The Other Side of the Pandemic: The Workplace After Covid-19
Following the steady feat of nations like New Zealand and South Korea, many countries are cautiously easing their iron grip on lockdowns and quarantines. People are slowly returning to their workplaces following months of sitting down at their kitchen tables.
While things are starting to get better, the absence of a vaccine still poses many risks. Social distancing must remain, and face masks have now become part of daily ensembles. As workers begin to file into their respective buildings, employers should understand that the modern workplace will undergo further transformation.
Operations won’t be reverting back to normal anytime soon and to prepare, here is a breakdown of the new workplace formula:
1. Social distancing compliance
Covid-19 has forced establishments all over the world into strict social distancing compliance. Physical occupancy limitations in buildings mean only a limited number of people can enter spaces at a time.
While these restrictions are being lifted as the country eases back to working schedules, the responsibility of reducing the risk still falls on the employer. As your employees transition back into the workplace, remember to observe proper social distancing. Their desks need to be arranged, perhaps away from each other, and with protective layers to reduce possible transmission. By doing so, you ensure that your workplace remains safe and healthy, easing any anxieties.
2. The work from home scheme
The blurring lines of home and work were believed to have been temporary, but recent circumstances show that this might linger well after the pandemic. While governments are doing their best to help citizens return to normal, many workers remain encouraged to work from home—possibly over the next year or so.
At this point, it is unwise to completely rule out any possibilities of work from home schemes. The virus is, despite progress, far from defeated. Your workplace might never be the same again, especially since meetings, conferences, and even simple handshakes might no longer be appropriate, lest you contract the virus.
3. Prioritizing your cleaning schedules for health and sanitation

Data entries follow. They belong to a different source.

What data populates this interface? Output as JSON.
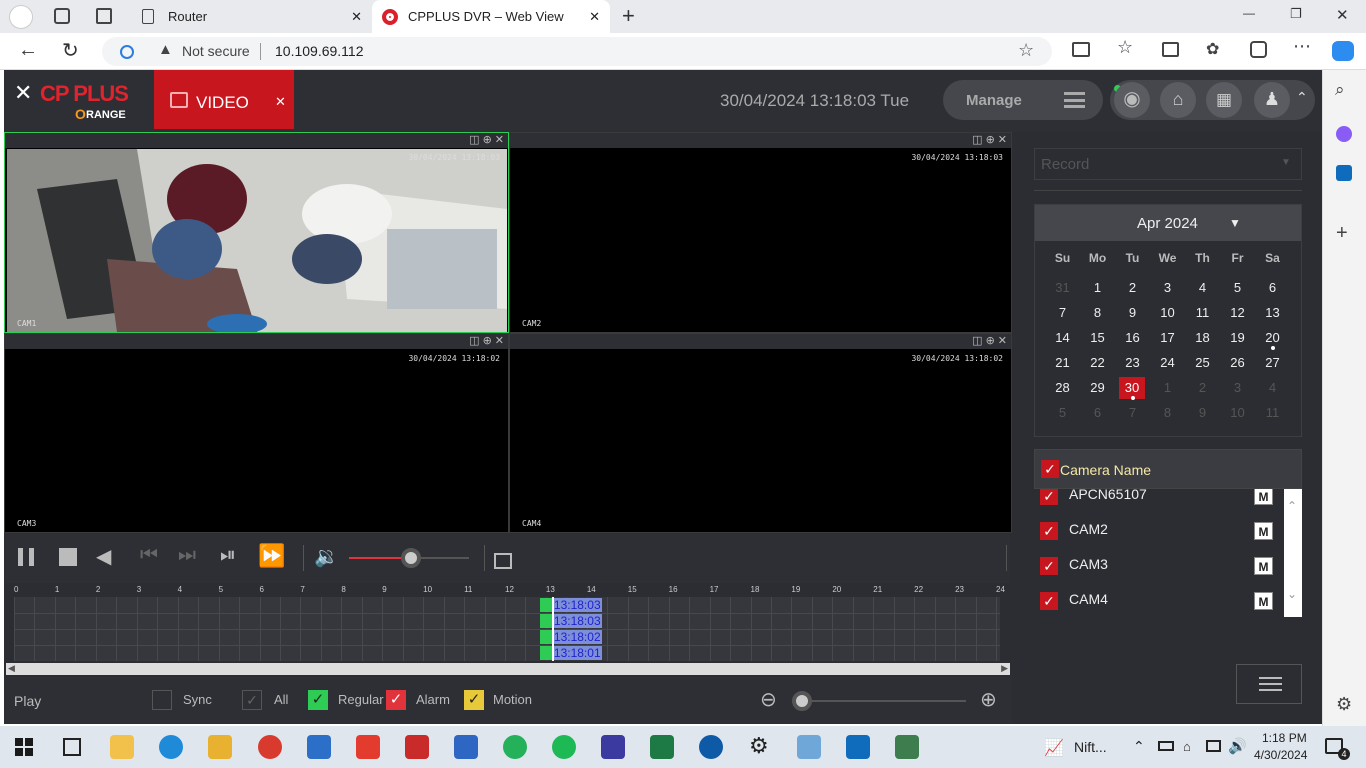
{
  "browser": {
    "tabs": [
      {
        "title": "Router",
        "close": "✕"
      },
      {
        "title": "CPPLUS DVR – Web View",
        "close": "✕"
      }
    ],
    "new_tab": "+",
    "window_controls": {
      "minimize": "—",
      "maximize": "❐",
      "close": "✕"
    },
    "not_secure": "Not secure",
    "url": "10.109.69.112"
  },
  "app": {
    "logo_text": "CP PLUS",
    "logo_sub": "RANGE",
    "logo_sub_o": "O",
    "video_tab": "VIDEO",
    "video_close": "✕",
    "datetime": "30/04/2024 13:18:03 Tue",
    "manage": "Manage"
  },
  "video": {
    "panes": [
      {
        "label": "CAM1",
        "ts": "30/04/2024 13:18:03"
      },
      {
        "label": "CAM2",
        "ts": "30/04/2024 13:18:03"
      },
      {
        "label": "CAM3",
        "ts": "30/04/2024 13:18:02"
      },
      {
        "label": "CAM4",
        "ts": "30/04/2024 13:18:02"
      }
    ],
    "volume_percent": 52
  },
  "timeline": {
    "hours": [
      "0",
      "1",
      "2",
      "3",
      "4",
      "5",
      "6",
      "7",
      "8",
      "9",
      "10",
      "11",
      "12",
      "13",
      "14",
      "15",
      "16",
      "17",
      "18",
      "19",
      "20",
      "21",
      "22",
      "23",
      "24"
    ],
    "marks": [
      "13:18:03",
      "13:18:03",
      "13:18:02",
      "13:18:01"
    ]
  },
  "bottom": {
    "play": "Play",
    "sync": "Sync",
    "all": "All",
    "regular": "Regular",
    "alarm": "Alarm",
    "motion": "Motion",
    "colors": {
      "regular": "#2ecc55",
      "alarm": "#e0333c",
      "motion": "#e8c93a"
    }
  },
  "right": {
    "record_placeholder": "Record",
    "month": "Apr 2024",
    "weekdays": [
      "Su",
      "Mo",
      "Tu",
      "We",
      "Th",
      "Fr",
      "Sa"
    ],
    "weeks": [
      [
        "31",
        "1",
        "2",
        "3",
        "4",
        "5",
        "6"
      ],
      [
        "7",
        "8",
        "9",
        "10",
        "11",
        "12",
        "13"
      ],
      [
        "14",
        "15",
        "16",
        "17",
        "18",
        "19",
        "20"
      ],
      [
        "21",
        "22",
        "23",
        "24",
        "25",
        "26",
        "27"
      ],
      [
        "28",
        "29",
        "30",
        "1",
        "2",
        "3",
        "4"
      ],
      [
        "5",
        "6",
        "7",
        "8",
        "9",
        "10",
        "11"
      ]
    ],
    "camera_header": "Camera Name",
    "cameras": [
      "APCN65107",
      "CAM2",
      "CAM3",
      "CAM4"
    ],
    "m_label": "M"
  },
  "taskbar": {
    "stock": "Nift...",
    "time": "1:18 PM",
    "date": "4/30/2024",
    "notif_count": "4"
  }
}
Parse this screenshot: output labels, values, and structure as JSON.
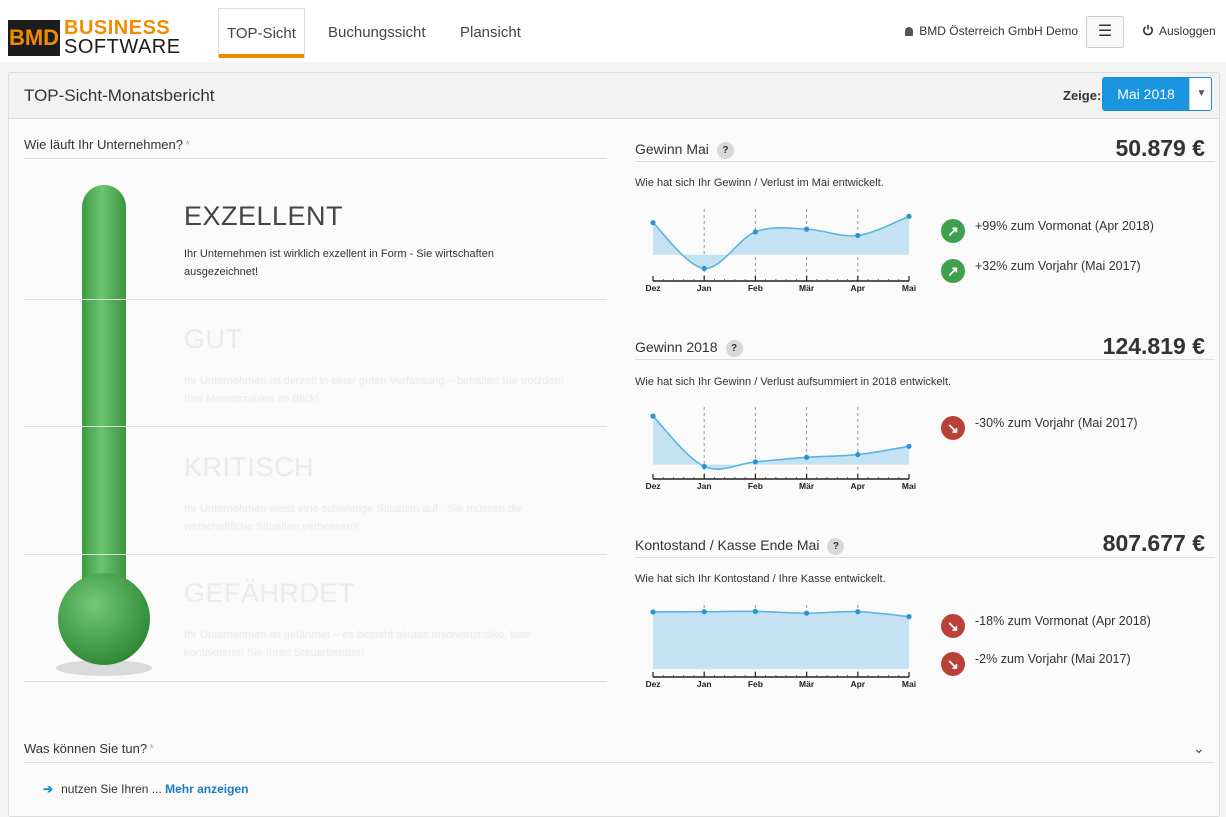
{
  "nav": {
    "logo_mark": "BMD",
    "logo_line1": "BUSINESS",
    "logo_line2": "SOFTWARE",
    "tabs": [
      "TOP-Sicht",
      "Buchungssicht",
      "Plansicht"
    ],
    "user": "BMD Österreich GmbH Demo",
    "menu_icon": "☰",
    "logout": "Ausloggen"
  },
  "header": {
    "title": "TOP-Sicht-Monatsbericht",
    "zeige_label": "Zeige:",
    "month": "Mai 2018",
    "caret": "▼"
  },
  "status": {
    "title": "Wie läuft Ihr Unternehmen?",
    "star": "*",
    "levels": [
      {
        "name": "EXZELLENT",
        "text": "Ihr Unternehmen ist wirklich exzellent in Form - Sie wirtschaften ausgezeichnet!",
        "active": true
      },
      {
        "name": "GUT",
        "text": "Ihr Unternehmen ist derzeit in einer guten Verfassung – behalten Sie trotzdem Ihre Monatszahlen im Blick!",
        "active": false
      },
      {
        "name": "KRITISCH",
        "text": "Ihr Unternehmen weist eine schwierige Situation auf - Sie müssen die wirtschaftliche Situation verbessern!",
        "active": false
      },
      {
        "name": "GEFÄHRDET",
        "text": "Ihr Unternehmen ist gefährdet – es besteht akutes Insolvenzrisiko, bitte kontaktieren Sie Ihren Steuerberater!",
        "active": false
      }
    ],
    "thermometer_level": 1.0
  },
  "kpis": [
    {
      "title": "Gewinn Mai",
      "value": "50.879 €",
      "subtitle": "Wie hat sich Ihr Gewinn / Verlust im Mai entwickelt.",
      "stats": [
        {
          "direction": "up",
          "text": "+99% zum Vormonat (Apr 2018)"
        },
        {
          "direction": "up",
          "text": "+32% zum Vorjahr (Mai 2017)"
        }
      ]
    },
    {
      "title": "Gewinn 2018",
      "value": "124.819 €",
      "subtitle": "Wie hat sich Ihr Gewinn / Verlust aufsummiert in 2018 entwickelt.",
      "stats": [
        {
          "direction": "down",
          "text": "-30% zum Vorjahr (Mai 2017)"
        }
      ]
    },
    {
      "title": "Kontostand / Kasse Ende Mai",
      "value": "807.677 €",
      "subtitle": "Wie hat sich Ihr Kontostand / Ihre Kasse entwickelt.",
      "stats": [
        {
          "direction": "down",
          "text": "-18% zum Vormonat (Apr 2018)"
        },
        {
          "direction": "down",
          "text": "-2% zum Vorjahr (Mai 2017)"
        }
      ]
    }
  ],
  "qmark": "?",
  "chart_data": [
    {
      "type": "area",
      "categories": [
        "Dez",
        "Jan",
        "Feb",
        "Mär",
        "Apr",
        "Mai"
      ],
      "values": [
        35,
        -15,
        25,
        28,
        21,
        42
      ],
      "ylim": [
        -20,
        50
      ],
      "baseline": 0
    },
    {
      "type": "area",
      "categories": [
        "Dez",
        "Jan",
        "Feb",
        "Mär",
        "Apr",
        "Mai"
      ],
      "values": [
        50,
        -5,
        0,
        5,
        8,
        17
      ],
      "ylim": [
        -10,
        60
      ],
      "baseline": -3
    },
    {
      "type": "area",
      "categories": [
        "Dez",
        "Jan",
        "Feb",
        "Mär",
        "Apr",
        "Mai"
      ],
      "values": [
        980,
        985,
        990,
        960,
        985,
        900
      ],
      "ylim": [
        0,
        1100
      ],
      "baseline": 0
    }
  ],
  "todo": {
    "title": "Was können Sie tun?",
    "star": "*",
    "chevron": "⌄",
    "arrow": "➔",
    "item_text": "nutzen Sie Ihren ... ",
    "more_link": "Mehr anzeigen"
  },
  "colors": {
    "accent": "#f08c00",
    "primary": "#1a95e0",
    "green": "#3ea04a",
    "red": "#b94138",
    "chart_fill": "#c5e2f3",
    "chart_line": "#5ab4e0"
  }
}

Although obvious, health and sanitation will continue to be regarded with the utmost importance. As you oversee your new workplace plans, remember to keep a close eye on hygiene. Your workplaces need to be cleaned regularly, along with many shared facilities like comfort rooms, lounge areas, cafeterias, and even desks.
Providing your employees with the proper tools should also be part of the plan—face masks, gloves, disinfectants, sanitizers, and anything that would keep them safe should be readily available in their designated areas.
4. Adapting to technology
The adoption of emerging technologies is hardly a new notion. It was the subject of much debate and scientific research, as artificial intelligence and machine learning were deemed to be the future of tomorrow’s workplace.
In the age of social distancing, adapting these technologies has never been more important. Workplaces need to be as operational as possible, all without breaking any safety protocols. That said, investigate investing in machines like proximity sensors, thermal cameras, computer vision tools, and other necessary materials that will enable you to keep up with post-Covid-19 challenges—they may just be your business’s ticket to full recovery.
5. Treat talent as your company’s lifeline
It is undeniable that human capital is an important, irreplaceable asset. Technology is changing at breakneck speeds, so relying solely on machinery and marketing may not be the best investment – you have to invest in your staff as well.
Harnessing the right people to do the right jobs for your company is key to sustaining its life. In making strategic plans for your company, it’s important not to overlook your human resources.
One way to make sure that you hire the right people is through psychological tests. For example, the Uchida-Kraepelin test evaluates a person’s strengths, ideal tasks, and capacity to deal with stress. It’s highly useful in measuring the person’s aptitudes and attitudes. This test can be used to ensure that you hire the right people for your team.
The pandemic is far from over—unless a vaccine has been tested and made available, Covid-19 is a threat the world will continue to contend with. Thankfully, much of the threat has been placated, as countries now ease back into normal operations.
Unfortunately, the workplace may never be the same again, so you’ll do well with a little knowledge and research about the best possible practices.
For human resources support, or even the Uchida-Kraepelin test, get in touch with Pasona. We’ll provide you with high-quality, international-standard solutions—even through a pandemic. Reach out to us today!